    Brito C.;  Yalpana Vaipava Malai (Translation 1879) Appendix xxxv (supra 41)
    Gooneratne F. E;  Mohotti Mudaliyar GaIle – Authors of histories and accounts of Ceylon. Ceylon Independent 16th May 1917:
    Colombo Dutch Record Vol. 2673 D.
  7. Colombo Dutch Records – Proccedings of the Dutch council dated 15th November 1668.
    Pieris P. E.;  lllangakoon Family p. 21
    Colombo Dutch Records   Vol. 2439 pp. 155- 157
    Reimers Edmund;  Memoirs of Rycloff Van Goens Trs. p. 19
    Colombo Dutch Record Council Proceedings Vol. 2 p. 22 / Vol. 7.p. 219/ Vol. 13. p. 41
  8. Colombo Dutch Record – School Thombu of Calutara 36
    Pieris P. F;  Ceylon and the Hollanders pp. 72 – 81 & pp 143-160.

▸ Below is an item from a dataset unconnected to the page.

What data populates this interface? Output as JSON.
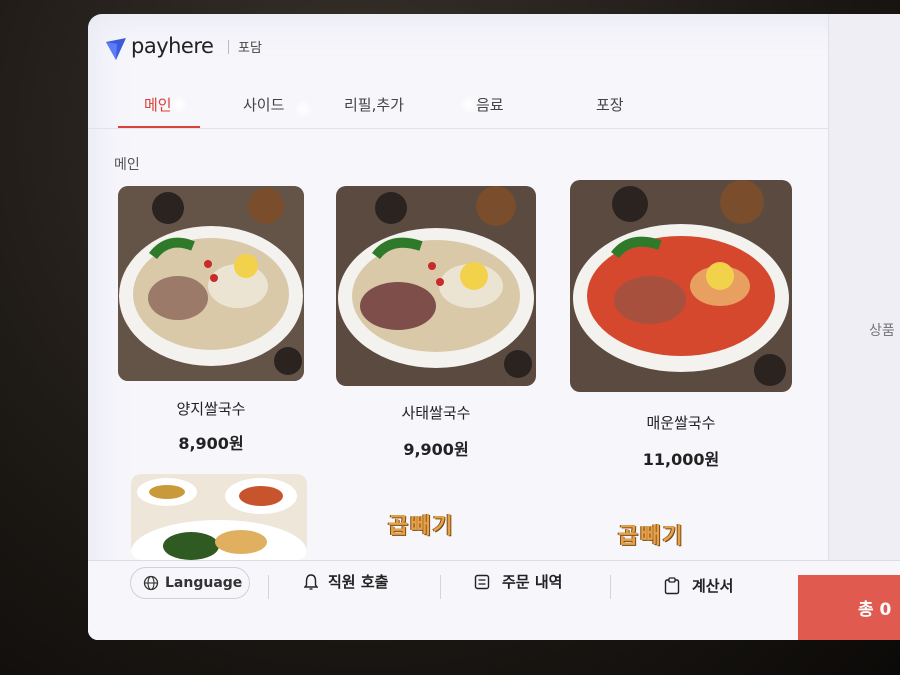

    Colombo Dutch Records – Land Thombu of Palle Pattu in Salpiti Corale.
    Pieris P. E.;  Notes on Some Sinhalese III pp. 19 – 24
  9. Colombo Dutch Record – 2439 and 2639 D and Council Proceedings Vol. 27 p. 181
  10. Pieris P. E. – The Illangakoon Family p. 14
  11. Baldaeus Philipus;  Description of Ceylon (Amsterdam 1672)
    Pieris P. E. – “Notes on a Dutch Medal”
    “The title of Vidane was held by some officers of the highest rank”. – R. A. S.C. B. Jl. xviii (.1903) p. 133.
  12. Reimers Edmund ;  Memoirs of Rycloff Van Goens Snr. Trs. p. 20
    Colombo Dutch Records – School Thombu of Calutara Vol.36
    Peters Sophia;  Memoirs of Baron van lmhoff Governor of Ceylon Trs. p. 24
    Instruct ions from the Governor General and Council of India to the Governor of Ceylon 1655 – 1665 p. 65
    Ceylon Literary Register II p. 140
  13. Dharmarate G. A.;  Kara-Goi Contest (1900) p. 57
    Mjhindukulasuriya G. F;  Editor and Publisher of monthly Magazine Kuru Raja Wanse (1934). His sources for the Tamels –  Kavikalpa Tharuwa and Rivikirana.
  14. Ceylon Almanac 1825.
  15. Ceylon Almanac 1859.
  16. Bell H. C. P.;  “Karave Caste” (1886) Bell Manuscript No. B. p. 120 National Museum Library Colombo.
  17. Ceylon Observer 6th July 1940.
  18. Monthly Literary Register 4. (1896) p. 134